Exercise data: Begin
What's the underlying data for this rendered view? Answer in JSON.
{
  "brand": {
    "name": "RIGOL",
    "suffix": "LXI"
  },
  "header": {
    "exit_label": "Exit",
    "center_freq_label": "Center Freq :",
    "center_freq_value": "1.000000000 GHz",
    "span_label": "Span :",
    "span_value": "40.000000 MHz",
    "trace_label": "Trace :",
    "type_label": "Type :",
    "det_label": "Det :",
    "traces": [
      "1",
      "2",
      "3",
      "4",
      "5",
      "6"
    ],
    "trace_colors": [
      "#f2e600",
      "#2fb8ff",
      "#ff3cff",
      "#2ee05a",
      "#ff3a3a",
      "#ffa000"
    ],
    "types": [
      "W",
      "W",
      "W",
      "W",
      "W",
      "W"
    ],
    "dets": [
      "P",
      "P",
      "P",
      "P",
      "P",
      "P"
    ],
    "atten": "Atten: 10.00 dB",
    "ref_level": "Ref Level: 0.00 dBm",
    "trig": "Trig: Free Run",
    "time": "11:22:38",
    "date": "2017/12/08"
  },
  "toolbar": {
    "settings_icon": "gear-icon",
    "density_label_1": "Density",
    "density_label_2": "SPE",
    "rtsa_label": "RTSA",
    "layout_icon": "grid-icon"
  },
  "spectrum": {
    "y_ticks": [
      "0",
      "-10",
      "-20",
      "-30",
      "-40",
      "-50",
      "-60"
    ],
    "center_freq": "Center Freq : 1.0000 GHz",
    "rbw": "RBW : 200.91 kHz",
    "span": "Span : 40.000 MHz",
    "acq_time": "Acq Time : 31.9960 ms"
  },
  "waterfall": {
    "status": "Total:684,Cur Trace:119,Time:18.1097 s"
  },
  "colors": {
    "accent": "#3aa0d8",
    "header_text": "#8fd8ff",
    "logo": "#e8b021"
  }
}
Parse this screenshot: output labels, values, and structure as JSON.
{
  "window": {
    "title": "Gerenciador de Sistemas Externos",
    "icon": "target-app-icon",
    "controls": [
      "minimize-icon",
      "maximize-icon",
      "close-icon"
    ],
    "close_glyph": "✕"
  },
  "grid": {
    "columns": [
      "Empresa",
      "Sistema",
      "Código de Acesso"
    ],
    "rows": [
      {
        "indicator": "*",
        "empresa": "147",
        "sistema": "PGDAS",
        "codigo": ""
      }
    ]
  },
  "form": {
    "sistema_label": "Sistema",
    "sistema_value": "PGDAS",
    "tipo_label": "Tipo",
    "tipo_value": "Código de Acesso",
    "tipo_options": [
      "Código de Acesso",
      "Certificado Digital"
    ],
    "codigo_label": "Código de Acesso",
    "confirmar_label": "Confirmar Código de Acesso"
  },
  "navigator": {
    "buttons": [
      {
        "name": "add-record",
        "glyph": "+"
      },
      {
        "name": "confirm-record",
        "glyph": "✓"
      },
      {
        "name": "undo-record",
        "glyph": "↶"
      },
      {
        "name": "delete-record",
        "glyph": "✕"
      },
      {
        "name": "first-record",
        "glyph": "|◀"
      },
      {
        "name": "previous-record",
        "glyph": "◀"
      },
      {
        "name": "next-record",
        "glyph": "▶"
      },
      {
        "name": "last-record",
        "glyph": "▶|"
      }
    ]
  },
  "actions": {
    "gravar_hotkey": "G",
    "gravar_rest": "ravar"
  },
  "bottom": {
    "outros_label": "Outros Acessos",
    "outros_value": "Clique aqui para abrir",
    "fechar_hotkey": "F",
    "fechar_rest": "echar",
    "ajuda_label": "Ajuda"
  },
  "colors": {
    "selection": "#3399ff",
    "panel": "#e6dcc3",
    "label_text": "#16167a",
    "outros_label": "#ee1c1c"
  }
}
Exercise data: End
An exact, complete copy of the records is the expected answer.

What's the underlying data for this rendered view? Answer in JSON.
{
  "brand": {
    "name": "RIGOL",
    "suffix": "LXI"
  },
  "header": {
    "exit_label": "Exit",
    "center_freq_label": "Center Freq :",
    "center_freq_value": "1.000000000 GHz",
    "span_label": "Span :",
    "span_value": "40.000000 MHz",
    "trace_label": "Trace :",
    "type_label": "Type :",
    "det_label": "Det :",
    "traces": [
      "1",
      "2",
      "3",
      "4",
      "5",
      "6"
    ],
    "trace_colors": [
      "#f2e600",
      "#2fb8ff",
      "#ff3cff",
      "#2ee05a",
      "#ff3a3a",
      "#ffa000"
    ],
    "types": [
      "W",
      "W",
      "W",
      "W",
      "W",
      "W"
    ],
    "dets": [
      "P",
      "P",
      "P",
      "P",
      "P",
      "P"
    ],
    "atten": "Atten: 10.00 dB",
    "ref_level": "Ref Level: 0.00 dBm",
    "trig": "Trig: Free Run",
    "time": "11:22:38",
    "date": "2017/12/08"
  },
  "toolbar": {
    "settings_icon": "gear-icon",
    "density_label_1": "Density",
    "density_label_2": "SPE",
    "rtsa_label": "RTSA",
    "layout_icon": "grid-icon"
  },
  "spectrum": {
    "y_ticks": [
      "0",
      "-10",
      "-20",
      "-30",
      "-40",
      "-50",
      "-60"
    ],
    "center_freq": "Center Freq : 1.0000 GHz",
    "rbw": "RBW : 200.91 kHz",
    "span": "Span : 40.000 MHz",
    "acq_time": "Acq Time : 31.9960 ms"
  },
  "waterfall": {
    "status": "Total:684,Cur Trace:119,Time:18.1097 s"
  },
  "colors": {
    "accent": "#3aa0d8",
    "header_text": "#8fd8ff",
    "logo": "#e8b021"
  }
}
Parse this screenshot: output labels, values, and structure as JSON.
{
  "window": {
    "title": "Gerenciador de Sistemas Externos",
    "icon": "target-app-icon",
    "controls": [
      "minimize-icon",
      "maximize-icon",
      "close-icon"
    ],
    "close_glyph": "✕"
  },
  "grid": {
    "columns": [
      "Empresa",
      "Sistema",
      "Código de Acesso"
    ],
    "rows": [
      {
        "indicator": "*",
        "empresa": "147",
        "sistema": "PGDAS",
        "codigo": ""
      }
    ]
  },
  "form": {
    "sistema_label": "Sistema",
    "sistema_value": "PGDAS",
    "tipo_label": "Tipo",
    "tipo_value": "Código de Acesso",
    "tipo_options": [
      "Código de Acesso",
      "Certificado Digital"
    ],
    "codigo_label": "Código de Acesso",
    "confirmar_label": "Confirmar Código de Acesso"
  },
  "navigator": {
    "buttons": [
      {
        "name": "add-record",
        "glyph": "+"
      },
      {
        "name": "confirm-record",
        "glyph": "✓"
      },
      {
        "name": "undo-record",
        "glyph": "↶"
      },
      {
        "name": "delete-record",
        "glyph": "✕"
      },
      {
        "name": "first-record",
        "glyph": "|◀"
      },
      {
        "name": "previous-record",
        "glyph": "◀"
      },
      {
        "name": "next-record",
        "glyph": "▶"
      },
      {
        "name": "last-record",
        "glyph": "▶|"
      }
    ]
  },
  "actions": {
    "gravar_hotkey": "G",
    "gravar_rest": "ravar"
  },
  "bottom": {
    "outros_label": "Outros Acessos",
    "outros_value": "Clique aqui para abrir",
    "fechar_hotkey": "F",
    "fechar_rest": "echar",
    "ajuda_label": "Ajuda"
  },
  "colors": {
    "selection": "#3399ff",
    "panel": "#e6dcc3",
    "label_text": "#16167a",
    "outros_label": "#ee1c1c"
  }
}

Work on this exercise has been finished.